36.71 In addition, the ABC argued that the fact that the ABC and the SBS Boards oversee the development of the national broadcasters’ codes of practice, without the need for prior consultation with ACMA, clearly indicates that Parliament has recognised the primary role of the Boards in overseeing programming-related matters. The ABC submitted that the proposed removal of its exemption would reduce the ABC Board’s statutory oversight of the ABC’s program activities by empowering the Privacy Commissioner to deal with privacy-related complaints in relation to such activities and interfere with the role of ACMA in investigating alleged breaches of the privacy provisions of the ABC’s Code of Practice. It argued that:
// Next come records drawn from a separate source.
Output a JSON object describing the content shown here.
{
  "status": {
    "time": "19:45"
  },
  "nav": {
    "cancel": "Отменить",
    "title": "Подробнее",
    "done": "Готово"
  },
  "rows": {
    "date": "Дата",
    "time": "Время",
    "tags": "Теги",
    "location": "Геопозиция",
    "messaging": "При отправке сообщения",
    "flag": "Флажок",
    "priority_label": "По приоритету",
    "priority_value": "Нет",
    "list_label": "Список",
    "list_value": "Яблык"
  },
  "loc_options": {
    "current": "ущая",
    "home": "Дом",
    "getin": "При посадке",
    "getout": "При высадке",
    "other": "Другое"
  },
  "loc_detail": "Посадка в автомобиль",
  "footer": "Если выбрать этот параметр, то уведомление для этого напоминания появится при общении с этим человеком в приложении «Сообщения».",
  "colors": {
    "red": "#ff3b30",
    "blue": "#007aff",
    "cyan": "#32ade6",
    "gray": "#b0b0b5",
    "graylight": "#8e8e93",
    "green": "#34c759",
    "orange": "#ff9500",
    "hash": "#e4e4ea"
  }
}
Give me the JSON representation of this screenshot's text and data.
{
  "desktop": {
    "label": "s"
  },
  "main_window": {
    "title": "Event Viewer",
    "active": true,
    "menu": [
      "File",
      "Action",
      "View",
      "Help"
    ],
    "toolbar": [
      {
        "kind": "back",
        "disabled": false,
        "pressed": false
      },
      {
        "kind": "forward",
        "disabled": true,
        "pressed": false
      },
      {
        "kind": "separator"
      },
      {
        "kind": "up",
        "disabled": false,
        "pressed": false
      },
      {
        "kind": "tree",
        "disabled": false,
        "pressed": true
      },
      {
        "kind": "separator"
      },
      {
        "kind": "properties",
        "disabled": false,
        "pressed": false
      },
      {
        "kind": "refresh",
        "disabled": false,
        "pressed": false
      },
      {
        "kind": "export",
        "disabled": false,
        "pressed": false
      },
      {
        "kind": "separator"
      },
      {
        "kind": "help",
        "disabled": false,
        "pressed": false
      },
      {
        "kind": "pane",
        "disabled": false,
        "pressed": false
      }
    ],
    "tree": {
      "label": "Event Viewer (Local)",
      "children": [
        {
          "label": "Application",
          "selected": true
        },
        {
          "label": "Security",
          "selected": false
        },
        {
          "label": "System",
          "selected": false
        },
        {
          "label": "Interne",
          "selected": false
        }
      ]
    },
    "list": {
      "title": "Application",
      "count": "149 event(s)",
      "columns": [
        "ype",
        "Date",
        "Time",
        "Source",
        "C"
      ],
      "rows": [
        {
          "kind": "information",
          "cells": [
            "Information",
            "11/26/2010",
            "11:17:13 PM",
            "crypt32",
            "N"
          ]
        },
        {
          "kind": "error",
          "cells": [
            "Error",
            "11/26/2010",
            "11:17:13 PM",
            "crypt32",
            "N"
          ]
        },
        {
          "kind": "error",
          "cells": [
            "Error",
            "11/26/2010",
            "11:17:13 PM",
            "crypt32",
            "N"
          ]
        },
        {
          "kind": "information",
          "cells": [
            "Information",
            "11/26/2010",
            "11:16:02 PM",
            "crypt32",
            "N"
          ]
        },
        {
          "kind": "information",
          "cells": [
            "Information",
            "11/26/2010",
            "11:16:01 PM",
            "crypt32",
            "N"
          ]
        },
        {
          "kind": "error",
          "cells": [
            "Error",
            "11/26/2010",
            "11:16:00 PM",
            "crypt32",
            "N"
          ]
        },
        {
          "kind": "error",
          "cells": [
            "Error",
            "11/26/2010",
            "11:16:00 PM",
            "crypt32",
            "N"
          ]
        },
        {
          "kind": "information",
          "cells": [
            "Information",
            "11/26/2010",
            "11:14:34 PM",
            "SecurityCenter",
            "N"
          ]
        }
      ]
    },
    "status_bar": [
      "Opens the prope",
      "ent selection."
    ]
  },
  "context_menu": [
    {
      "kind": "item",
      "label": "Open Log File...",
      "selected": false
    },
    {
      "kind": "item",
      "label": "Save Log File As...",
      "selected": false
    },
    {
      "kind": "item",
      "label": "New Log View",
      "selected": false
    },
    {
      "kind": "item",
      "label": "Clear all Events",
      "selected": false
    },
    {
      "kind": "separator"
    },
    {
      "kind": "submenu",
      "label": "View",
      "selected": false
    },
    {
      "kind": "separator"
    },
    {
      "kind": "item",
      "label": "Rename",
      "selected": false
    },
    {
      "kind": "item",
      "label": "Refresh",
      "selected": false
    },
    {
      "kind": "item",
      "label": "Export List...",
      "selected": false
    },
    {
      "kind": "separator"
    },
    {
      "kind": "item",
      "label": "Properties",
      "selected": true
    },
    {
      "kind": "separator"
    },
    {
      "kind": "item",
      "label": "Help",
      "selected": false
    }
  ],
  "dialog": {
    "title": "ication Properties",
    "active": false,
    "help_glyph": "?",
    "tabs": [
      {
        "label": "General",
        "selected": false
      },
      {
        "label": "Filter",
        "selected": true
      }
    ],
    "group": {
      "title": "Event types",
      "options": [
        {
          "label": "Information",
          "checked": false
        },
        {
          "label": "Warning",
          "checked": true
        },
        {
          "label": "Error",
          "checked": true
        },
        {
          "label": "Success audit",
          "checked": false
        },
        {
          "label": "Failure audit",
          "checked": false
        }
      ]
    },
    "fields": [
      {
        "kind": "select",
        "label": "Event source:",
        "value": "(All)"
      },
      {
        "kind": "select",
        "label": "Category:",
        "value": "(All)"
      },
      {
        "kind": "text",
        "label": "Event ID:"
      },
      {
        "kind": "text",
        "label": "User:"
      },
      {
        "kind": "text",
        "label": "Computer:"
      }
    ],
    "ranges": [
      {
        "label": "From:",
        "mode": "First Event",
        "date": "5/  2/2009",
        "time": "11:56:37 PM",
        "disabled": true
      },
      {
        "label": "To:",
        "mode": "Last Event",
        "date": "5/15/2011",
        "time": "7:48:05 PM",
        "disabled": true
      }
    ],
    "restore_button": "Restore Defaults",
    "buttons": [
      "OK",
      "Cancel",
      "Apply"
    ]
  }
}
the role envisaged for the Privacy Commissioner that will follow from removal of the … exemption runs directly counter to that governance regime, and would constitute a significant encroachment on the ABC’s statutory independence.
 Australian Law Reform Commission, Review of Australian Privacy Law, DP 72 (2007), Proposal 33–2.
 See, eg, Australian Bankers’ Association Inc, Submission PR 567, 11 February 2008; Australian Privacy Foundation, Submission PR 553, 2 January 2008; Public Interest Advocacy Centre, Submission PR 548, 26 December 2007; Office of the Privacy Commissioner, Submission PR 499, 20 December 2007; Cyberspace Law and Policy Centre UNSW, Submission PR 487, 19 December 2007; P Youngman, Submission PR 394, 7 December 2007.
 Office of the Privacy Commissioner, Submission PR 499, 20 December 2007.
 Public Interest Advocacy Centre, Submission PR 548, 26 December 2007; Cyberspace Law and Policy Centre UNSW, Submission PR 487, 19 December 2007.
 Public Interest Advocacy Centre, Submission PR 548, 26 December 2007.
 Cyberspace Law and Policy Centre UNSW, Submission PR 487, 19 December 2007.
 Australian Privacy Foundation, Submission PR 553, 2 January 2008; Public Interest Advocacy Centre, Submission PR 548, 26 December 2007.
 Office of the Victorian Privacy Commissioner, Submission PR 493, 19 December 2007.
 Midena Lawyers, Submission PR 363, 3 December 2007.
 Law Council of Australia, Submission PR 527, 21 December 2007.
National Health and Medical Research Council, Submission PR 397, 7 December 2007.
 Australian Law Reform Commission, Review of Australian Privacy Law, DP 72 (2007), [33.62]—[33.63].
 Australian Privacy Foundation, Submission PR 553, 2 January 2008; Cyberspace Law and Policy Centre UNSW, Submission PR 487, 19 December 2007.
 AUSTRAC, Submission PR 216, 1 March 2007.
 Australian Law Reform Commission, Review of Australian Privacy Law, DP 72 (2007), Proposal 33–3.
Australian Bankers’ Association Inc, Submission PR 567, 11 February 2008; Australian Privacy Foundation, Submission PR 553, 2 January 2008; Public Interest Advocacy Centre, Submission PR 548, 26 December 2007; Cyberspace Law and Policy Centre UNSW, Submission PR 487, 19 December 2007; P Youngman, Submission PR 394, 7 December 2007.
 Office of the Privacy Commissioner, Submission PR 499, 20 December 2007. The journalism exemption is discussed in detail in Ch 42.
 Australian Broadcasting Corporation, Submission PR 571, 18 February 2008; Special Broadcasting Service, Submission PR 530, 21 December 2007.
Special Broadcasting Service, Submission PR 530, 21 December 2007; Australian Broadcasting Corporation, Submission PR 94, 15 January 2007.
 Special Broadcasting Service, Submission PR 530, 21 December 2007.
 Australian Broadcasting Corporation, Submission PR 571, 18 February 2008.